# Instructions to follow
Which lines in the records below hold the word "name"? Copy each of them.

•••

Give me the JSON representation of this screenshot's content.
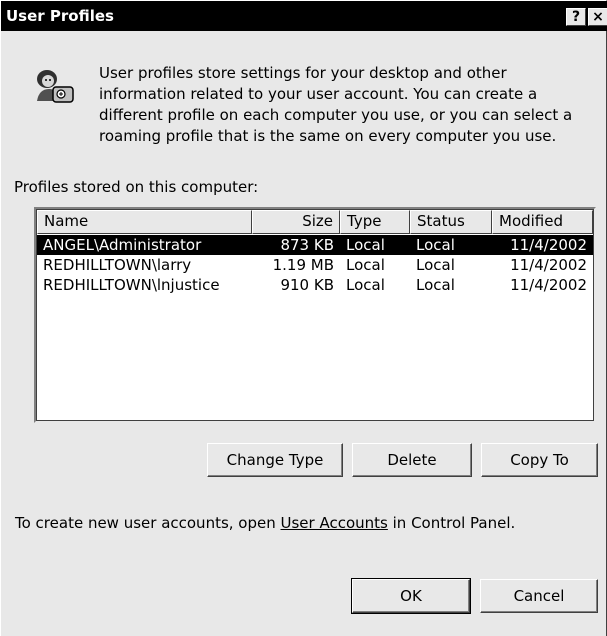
{
  "window": {
    "title": "User Profiles",
    "help_label": "?",
    "close_label": "×"
  },
  "info": {
    "icon": "user-profile-icon",
    "text": "User profiles store settings for your desktop and other information related to your user account. You can create a different profile on each computer you use, or you can select a roaming profile that is the same on every computer you use."
  },
  "profiles": {
    "label": "Profiles stored on this computer:",
    "columns": {
      "name": "Name",
      "size": "Size",
      "type": "Type",
      "status": "Status",
      "modified": "Modified"
    },
    "rows": [
      {
        "name": "ANGEL\\Administrator",
        "size": "873 KB",
        "type": "Local",
        "status": "Local",
        "modified": "11/4/2002",
        "selected": true
      },
      {
        "name": "REDHILLTOWN\\larry",
        "size": "1.19 MB",
        "type": "Local",
        "status": "Local",
        "modified": "11/4/2002",
        "selected": false
      },
      {
        "name": "REDHILLTOWN\\lnjustice",
        "size": "910 KB",
        "type": "Local",
        "status": "Local",
        "modified": "11/4/2002",
        "selected": false
      }
    ]
  },
  "actions": {
    "change_type": "Change Type",
    "delete": "Delete",
    "copy_to": "Copy To"
  },
  "footer": {
    "before": "To create new user accounts, open ",
    "link": "User Accounts",
    "after": " in Control Panel."
  },
  "dialog_buttons": {
    "ok": "OK",
    "cancel": "Cancel"
  }
}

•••

# Problem solution
      "name": "Name",
        "name": "ANGEL\\Administrator",
        "name": "REDHILLTOWN\\larry",
        "name": "REDHILLTOWN\\lnjustice",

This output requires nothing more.